PER CURIAM:
Walter Fayall, III, was indicted for possession of a
firearm

by

convicted

922(g)(1) (2006).

felon,

in

violation

of

18

U.S.C.

Fayall moved to suppress the evidence upon

which the indictment was based, arguing that he was arrested,


and his vehicle was searched, without reasonable suspicion or
probable cause.

The district court denied the motion after an

evidentiary hearing.
to

appeal

the

Fayall pled guilty, preserving his right

denial

of

the

suppression

motion,

and

was

sentenced to thirty-six months imprisonment.


Fayall argues on appeal that the district court erred
in denying his motion to suppress because the officers did not
have

probable

cause

to

arrest

him

for

trespassing

municipal ordinance of Myrtle Beach, South Carolina.


contends

that

the

ordinance

is

void

for

vagueness

under

He also
under

the

United States Constitution and facially invalid under the laws


and Constitution of South Carolina.
We

review

the

district

courts

factual

findings

underlying the denial of a motion to suppress for clear error


and its legal conclusions de novo.

United States v. Grossman,

400 F.3d 212, 216 (4th Cir. 2005).

When a suppression motion

has been denied, we construe the evidence in the light most


favorable to the government.

United States v. Seidman, 156 F.3d

542, 547 (4th Cir. 1998).


2

An arresting officer may, without a warrant, search a


person

who

is

validly

arrested

based

upon

probable

Michigan v. DeFillippo, 443 U.S. 31, 35-36 (1979).

cause.
When an

occupant or recent occupant of a vehicle is lawfully arrested,


officers may also search the vehicle incident to the arrest.
Thornton v. United States, 541 U.S. 615, 623-24 (2004).
the

probability,

and

not

prima

facie

showing,

activity is the standard of probable cause.

of

[O]nly
criminal

Illinois v. Gates,

462 U.S. 213, 235 (1983) (internal quotation marks and citation
omitted).

In the context of an arrest, probable cause exists

when facts and circumstances within the officers knowledge


. . . are sufficient to warrant a prudent person, or one of
reasonable caution, in believing, in the circumstances shown,
that the suspect has committed, is committing, or is about to
commit an offense.

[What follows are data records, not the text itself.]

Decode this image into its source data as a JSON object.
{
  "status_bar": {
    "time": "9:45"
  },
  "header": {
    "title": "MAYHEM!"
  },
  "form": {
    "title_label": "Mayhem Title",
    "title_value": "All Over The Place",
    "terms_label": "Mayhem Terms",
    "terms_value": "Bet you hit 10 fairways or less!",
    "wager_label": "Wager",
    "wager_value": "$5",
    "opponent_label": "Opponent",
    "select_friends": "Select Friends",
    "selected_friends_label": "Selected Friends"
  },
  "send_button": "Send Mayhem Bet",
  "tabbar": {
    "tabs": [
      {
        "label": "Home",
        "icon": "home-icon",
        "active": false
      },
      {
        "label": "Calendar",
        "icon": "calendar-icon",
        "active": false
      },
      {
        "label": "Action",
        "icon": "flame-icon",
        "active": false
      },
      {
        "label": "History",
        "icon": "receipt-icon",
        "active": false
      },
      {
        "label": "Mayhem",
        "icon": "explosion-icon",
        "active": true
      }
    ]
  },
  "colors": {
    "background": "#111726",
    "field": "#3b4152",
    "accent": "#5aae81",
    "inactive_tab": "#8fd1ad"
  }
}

Porterfield v. Lott, 156 F.3d 563, 569

(4th Cir. 1998) (quoting DeFillippo, 443 U.S. at 37).


The Myrtle Beach city ordinance under which Fayall was
arrested provides that no person shall enter upon the lands or
premises owned or occupied by another for any other reason than
a legitimate cause.
observation
ordinance,

of

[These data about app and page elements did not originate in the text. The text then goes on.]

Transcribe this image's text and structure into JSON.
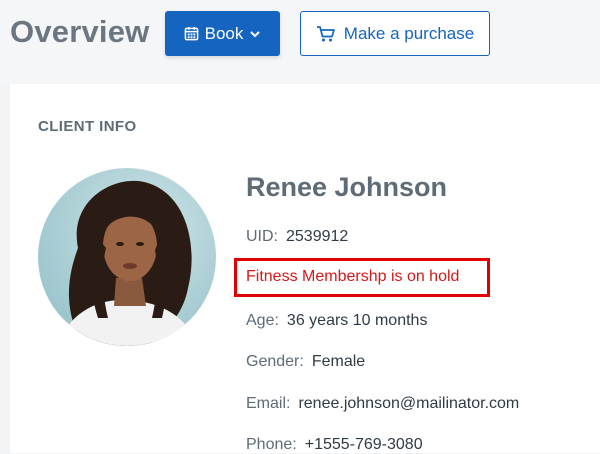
{
  "header": {
    "title": "Overview",
    "book_label": "Book",
    "purchase_label": "Make a purchase"
  },
  "client": {
    "section_label": "CLIENT INFO",
    "name": "Renee Johnson",
    "uid_label": "UID:",
    "uid": "2539912",
    "status_alert": "Fitness Membershp is on hold",
    "age_label": "Age:",
    "age": "36 years 10 months",
    "gender_label": "Gender:",
    "gender": "Female",
    "email_label": "Email:",
    "email": "renee.johnson@mailinator.com",
    "phone_label": "Phone:",
    "phone": "+1555-769-3080"
  },
  "icons": {
    "book": "calendar-icon",
    "book_dropdown": "chevron-down-icon",
    "purchase": "cart-icon"
  },
  "colors": {
    "primary": "#1565c0",
    "alert": "#e00000",
    "text": "#5f6b76"
  }
}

When officers arrest a suspect based upon

conduct

sufficient

to

that

violates

constitute

presumptively

probable

cause,

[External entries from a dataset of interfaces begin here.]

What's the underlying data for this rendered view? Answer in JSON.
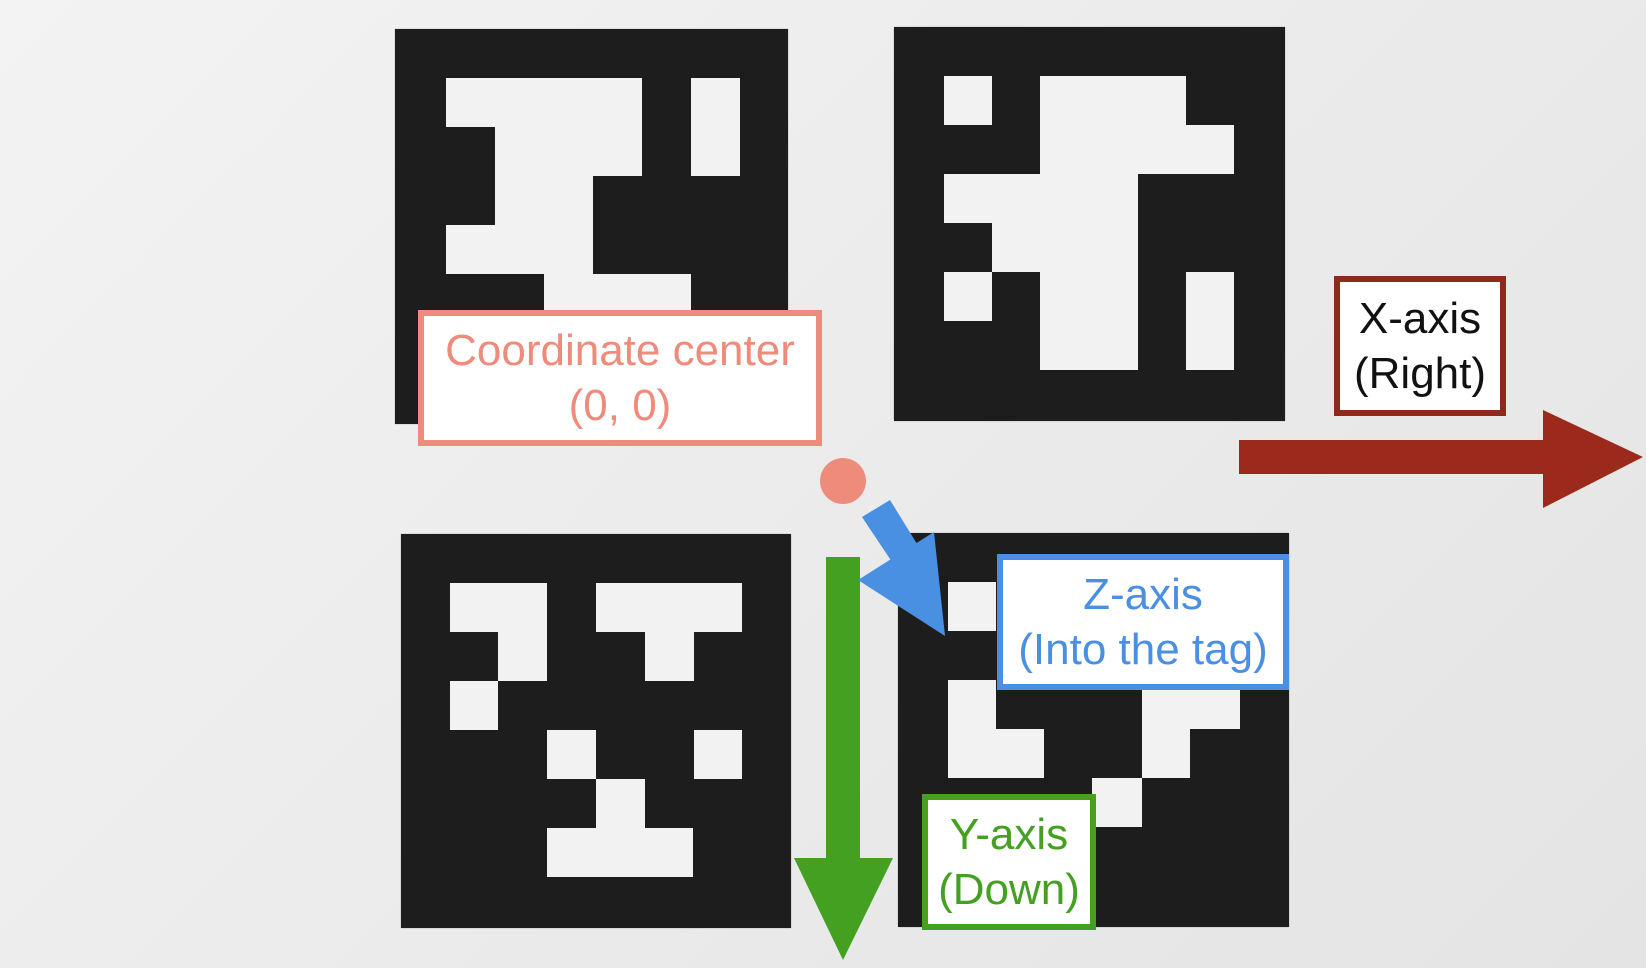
{
  "labels": {
    "origin": {
      "line1": "Coordinate center",
      "line2": "(0, 0)",
      "color": "#ef8b7b"
    },
    "x_axis": {
      "line1": "X-axis",
      "line2": "(Right)",
      "color": "#8e2a1c"
    },
    "y_axis": {
      "line1": "Y-axis",
      "line2": "(Down)",
      "color": "#43a020"
    },
    "z_axis": {
      "line1": "Z-axis",
      "line2": "(Into the tag)",
      "color": "#4a90e2"
    }
  },
  "colors": {
    "tag_black": "#1d1d1d",
    "paper": "#eeeeee",
    "origin_dot": "#ef8b7b"
  }
}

valid

and

the

ordinance has not been declared unconstitutional, a subsequent


determination that the ordinance is unconstitutional does not
3

invalidate
possible

the

arrest

exception

and

of

any

incident

law

so

search,

grossly

with

and

the

flagrantly

unconstitutional that any person of reasonable prudence would be


bound to see its flaws.

DeFillippo, 443 U.S. at 37-40.

In this case, the district court properly found that


Fayalls arrest was supported by probable cause.

The arresting

officers observed Fayall next to a vehicle parked in a parking


lot of a closed business, in an area that was marked as a towaway

zone.

Upon

questioning,

accompanying

him

could

presence

the

property.

on

not

Fayall

state

any

Fayall

and

another

valid

would

individual

reason

not

for

respond

their

to

the

request for information, and the other individual stated that


they

were

nearby.

parking

there

in

order

to

walk

along

the

strip

These were sufficient facts to demonstrate a reasonable

probability
trespassing

that

Fayall

ordinance.

was

violating

Because

the

the

ordinance

Myrtle
has

Beach

not

been

declared unconstitutional, and is not grossly and flagrantly


unconstitutional

on

its

face,

the

validity

of

the

search

incident to Fayalls arrest is not affected by any arguments


that the ordinance should be declared unconstitutional.
Finding no error in the district courts denial of
Fayalls
judgment.
legal

motion

to

suppress,

we

affirm

the

district

courts

We dispense with oral argument because the facts and

contentions

are

adequately
4

presented

in

the

materials

before

the

court

and

argument

would

not

aid

the

decisional

process.
AFFIRMED